As children growing up in the mid-1940s, Phil and Harriet Libin learned about the importance of giving back from their respective families. The couple’s parents, Saul and Sonia Libin and Leo and Goldie Sheftel, donated whatever time or money they could afford to people in need. As a result, Phil and Harriet began volunteering in their early teens — before they even met. Regardless of what the Calgary forecast had in store for them, they would each take to the streets with blue collection boxes every Sunday morning, fundraising for the Jewish National Fund of Canada.
“When you go out and get that quarter, dime or nickel, it gives you that sense of satisfaction in helping. My parents would never turn away someone in need, and I grew up seeing my parents give,” says Phil. “What’s the old saying: ‘Monkey see, monkey do?’”
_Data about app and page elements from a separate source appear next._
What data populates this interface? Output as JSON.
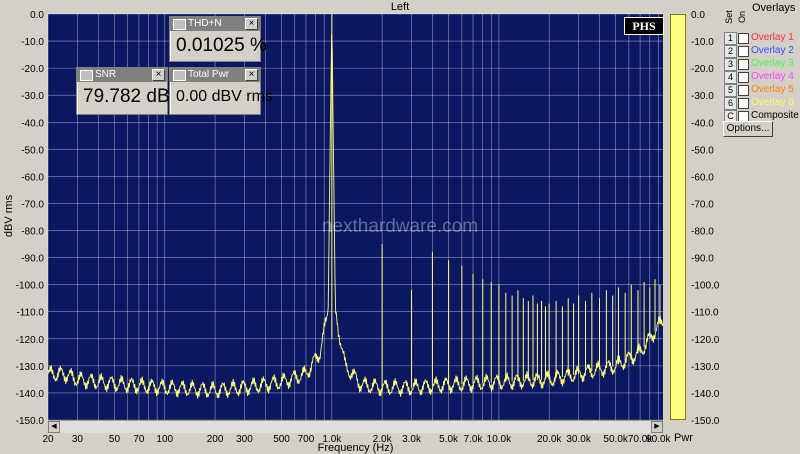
{
  "title": "Left",
  "chart_data": {
    "type": "line",
    "xlabel": "Frequency (Hz)",
    "ylabel": "dBV rms",
    "xscale": "log",
    "xlim": [
      20,
      96000
    ],
    "ylim": [
      -150,
      0
    ],
    "grid": true,
    "x_ticks": [
      20,
      30,
      50,
      70,
      100,
      200,
      300,
      500,
      700,
      1000,
      2000,
      3000,
      5000,
      7000,
      10000,
      20000,
      30000,
      50000,
      70000,
      90000
    ],
    "x_tick_labels": [
      "20",
      "30",
      "50",
      "70",
      "100",
      "200",
      "300",
      "500",
      "700",
      "1.0k",
      "2.0k",
      "3.0k",
      "5.0k",
      "7.0k",
      "10.0k",
      "20.0k",
      "30.0k",
      "50.0k",
      "70.0k",
      "90.0k"
    ],
    "y_ticks": [
      0,
      -10,
      -20,
      -30,
      -40,
      -50,
      -60,
      -70,
      -80,
      -90,
      -100,
      -110,
      -120,
      -130,
      -140,
      -150
    ],
    "y_tick_labels": [
      "0.0",
      "-10.0",
      "-20.0",
      "-30.0",
      "-40.0",
      "-50.0",
      "-60.0",
      "-70.0",
      "-80.0",
      "-90.0",
      "-100.0",
      "-110.0",
      "-120.0",
      "-130.0",
      "-140.0",
      "-150.0"
    ],
    "right_y_tick_labels": [
      "0.0",
      "-10.0",
      "-20.0",
      "-30.0",
      "-40.0",
      "-50.0",
      "-60.0",
      "-70.0",
      "-80.0",
      "-90.0",
      "-100.0",
      "-110.0",
      "-120.0",
      "-130.0",
      "-140.0",
      "-150.0"
    ],
    "noise_floor": [
      [
        20,
        -133
      ],
      [
        25,
        -133
      ],
      [
        30,
        -135
      ],
      [
        40,
        -136
      ],
      [
        60,
        -137
      ],
      [
        100,
        -138
      ],
      [
        200,
        -139
      ],
      [
        300,
        -138
      ],
      [
        500,
        -136
      ],
      [
        700,
        -133
      ],
      [
        850,
        -125
      ],
      [
        950,
        -110
      ],
      [
        1000,
        0
      ],
      [
        1050,
        -110
      ],
      [
        1200,
        -130
      ],
      [
        1500,
        -137
      ],
      [
        2000,
        -138
      ],
      [
        3000,
        -138
      ],
      [
        5000,
        -137
      ],
      [
        10000,
        -136
      ],
      [
        20000,
        -135
      ],
      [
        30000,
        -133
      ],
      [
        50000,
        -130
      ],
      [
        70000,
        -125
      ],
      [
        96000,
        -113
      ]
    ],
    "harmonics": [
      [
        2000,
        -85
      ],
      [
        3000,
        -102
      ],
      [
        4000,
        -88
      ],
      [
        5000,
        -91
      ],
      [
        6000,
        -93
      ],
      [
        7000,
        -96
      ],
      [
        8000,
        -98
      ],
      [
        9000,
        -99
      ],
      [
        10000,
        -100
      ],
      [
        11000,
        -103
      ],
      [
        12000,
        -104
      ],
      [
        13000,
        -102
      ],
      [
        14000,
        -105
      ],
      [
        15000,
        -106
      ],
      [
        16000,
        -104
      ],
      [
        17000,
        -107
      ],
      [
        18000,
        -106
      ],
      [
        19000,
        -108
      ],
      [
        20000,
        -107
      ],
      [
        22000,
        -106
      ],
      [
        24000,
        -108
      ],
      [
        26000,
        -105
      ],
      [
        28000,
        -107
      ],
      [
        30000,
        -104
      ],
      [
        33000,
        -106
      ],
      [
        36000,
        -103
      ],
      [
        40000,
        -105
      ],
      [
        44000,
        -102
      ],
      [
        48000,
        -104
      ],
      [
        52000,
        -101
      ],
      [
        57000,
        -103
      ],
      [
        62000,
        -100
      ],
      [
        68000,
        -102
      ],
      [
        74000,
        -99
      ],
      [
        80000,
        -101
      ],
      [
        86000,
        -98
      ],
      [
        92000,
        -100
      ]
    ],
    "line_color": "#ffff80",
    "background": "#0b1760",
    "grid_color": "#ffffff"
  },
  "meters": {
    "thd": {
      "label": "THD+N",
      "value": "0.01025 %"
    },
    "snr": {
      "label": "SNR",
      "value": "79.782 dB"
    },
    "total_pwr": {
      "label": "Total Pwr",
      "value": "0.00 dBV rms"
    }
  },
  "logo": "PHS",
  "watermark": "nexthardware.com",
  "pwr_label": "Pwr",
  "overlays": {
    "title": "Overlays",
    "set_label": "Set",
    "on_label": "On",
    "items": [
      {
        "num": "1",
        "label": "Overlay 1",
        "color": "#ff3030"
      },
      {
        "num": "2",
        "label": "Overlay 2",
        "color": "#3050ff"
      },
      {
        "num": "3",
        "label": "Overlay 3",
        "color": "#40ff40"
      },
      {
        "num": "4",
        "label": "Overlay 4",
        "color": "#ff40ff"
      },
      {
        "num": "5",
        "label": "Overlay 5",
        "color": "#ff8000"
      },
      {
        "num": "6",
        "label": "Overlay 6",
        "color": "#ffff60"
      },
      {
        "num": "C",
        "label": "Composite",
        "color": "#000000"
      }
    ],
    "options_label": "Options..."
  }
}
Phil and Harriet first met as teenagers while attending Central Memorial High School in Calgary. The couple will celebrate their 65th wedding anniversary this year.
Today, the Libins are well-known as dedicated fundraisers and philanthropists in the city. They started the Phillip and Harriet Libin Family Foundation in 2009 to help support various local organizations and have often focused their fundraising efforts on the medical field. This past year, they donated $3 million to the Alberta Cancer Foundation, supporting breast cancer-related research and clinical trials at the new Calgary Cancer Centre.
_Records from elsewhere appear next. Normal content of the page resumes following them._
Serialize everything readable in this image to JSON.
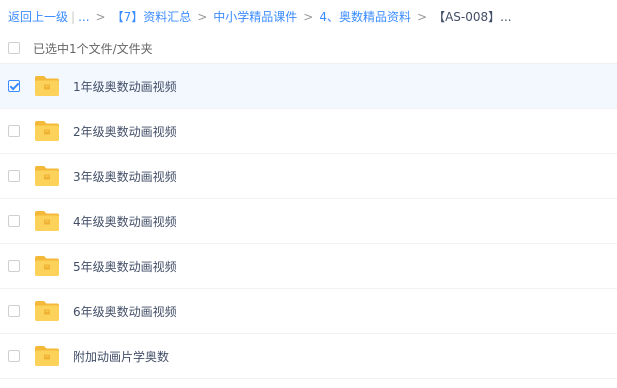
{
  "breadcrumb": {
    "back_label": "返回上一级",
    "ellipsis": "...",
    "crumbs": [
      "【7】资料汇总",
      "中小学精品课件",
      "4、奥数精品资料"
    ],
    "current": "【AS-008】..."
  },
  "selection": {
    "label": "已选中1个文件/文件夹"
  },
  "colors": {
    "accent": "#3b8cff",
    "folder": "#fcd25a",
    "folder_dark": "#f5b93a",
    "selected_row": "#f3f8ff"
  },
  "files": [
    {
      "name": "1年级奥数动画视频",
      "checked": true,
      "icon": "folder-icon"
    },
    {
      "name": "2年级奥数动画视频",
      "checked": false,
      "icon": "folder-icon"
    },
    {
      "name": "3年级奥数动画视频",
      "checked": false,
      "icon": "folder-icon"
    },
    {
      "name": "4年级奥数动画视频",
      "checked": false,
      "icon": "folder-icon"
    },
    {
      "name": "5年级奥数动画视频",
      "checked": false,
      "icon": "folder-icon"
    },
    {
      "name": "6年级奥数动画视频",
      "checked": false,
      "icon": "folder-icon"
    },
    {
      "name": "附加动画片学奥数",
      "checked": false,
      "icon": "folder-icon"
    }
  ]
}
With this state-of-the-art cancer centre opening its doors in 2023, the Alberta Cancer Foundation, in partnership with the University of Calgary and Alberta Health Services, has launched the OWN.CANCER campaign to raise $250 million in support of enhanced research, treatment and care within the centre.
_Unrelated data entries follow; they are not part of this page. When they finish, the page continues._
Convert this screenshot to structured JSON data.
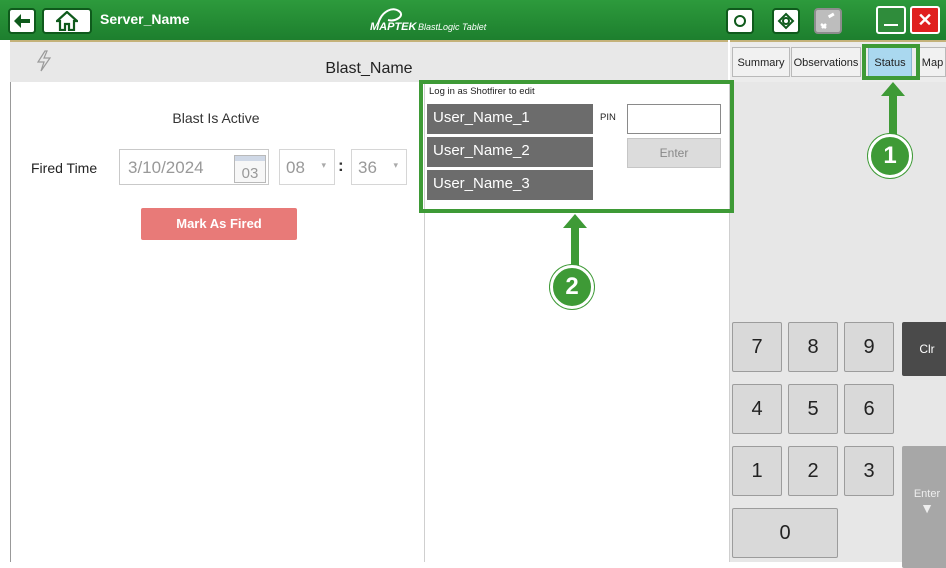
{
  "titlebar": {
    "server_name": "Server_Name",
    "logo_brand": "MAPTEK",
    "logo_product": "BlastLogic Tablet",
    "icons": [
      "back-arrow-icon",
      "home-icon",
      "refresh-icon",
      "sync-icon",
      "disconnected-icon"
    ],
    "close_glyph": "✕"
  },
  "header": {
    "blast_name": "Blast_Name"
  },
  "status_panel": {
    "blast_status": "Blast Is Active",
    "fired_time_label": "Fired Time",
    "date_value": "3/10/2024",
    "calendar_day": "03",
    "hour_value": "08",
    "minute_value": "36",
    "time_separator": ":",
    "mark_fired_label": "Mark As Fired"
  },
  "login": {
    "hint": "Log in as Shotfirer to edit",
    "users": [
      "User_Name_1",
      "User_Name_2",
      "User_Name_3"
    ],
    "pin_label": "PIN",
    "pin_value": "",
    "enter_label": "Enter"
  },
  "tabs": [
    {
      "label": "Summary",
      "active": false
    },
    {
      "label": "Observations",
      "active": false
    },
    {
      "label": "Status",
      "active": true
    },
    {
      "label": "Map",
      "active": false
    }
  ],
  "keypad": {
    "keys": [
      "7",
      "8",
      "9",
      "4",
      "5",
      "6",
      "1",
      "2",
      "3",
      "0"
    ],
    "clear_label": "Clr",
    "enter_label": "Enter",
    "enter_glyph": "▼"
  },
  "callouts": {
    "one": "1",
    "two": "2"
  },
  "colors": {
    "titlebar_green": "#1d7f2e",
    "callout_green": "#3e9a36",
    "mark_fired": "#e87a78",
    "active_tab": "#aad8ef",
    "close_red": "#e02020"
  }
}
Raising funds for cancer care and research is a cause close to the Libin family’s hearts. In 2006, Sheryl — Phil and Harriet’s daughter, sister to Stuart and mother to Michael and Matthew — was diagnosed with breast cancer. Phil and Harriet went to every appointment with Sheryl at the Tom Baker Cancer Centre. After an 11-year journey with cancer, Sheryl passed away from her illness in 2017 at age 55. “Sheryl has been gone for five years since May,” says Harriet. “I always said to Phil, ‘We have to find some way that will be meaningful to keep Sheryl’s memory alive.’ And, when the Calgary Cancer Centre came up, we thought it would be a perfect place because it’s meaningful for us and because we went through the process with her.”
In recognition of the Libins’ contribution, the Calgary Cancer Centre is naming its Knowledge Centre auditorium the Philip and Harriet Libin Auditorium. The space will facilitate meetings, seminars and conferences where medical professionals and patients alike will have a space to communicate and share research.
Phil and Harriet have raised significant funds for multiple causes over the years. Phil, who led a successful career in development and commercial real estate, has been a member of the Rotary Club of Calgary since 1989 and has served on the boards of various charities. Together, they’ve helped raise millions for local communities and causes.
“You do these things because you want to,” says Phil. “And because there’s a need for them.”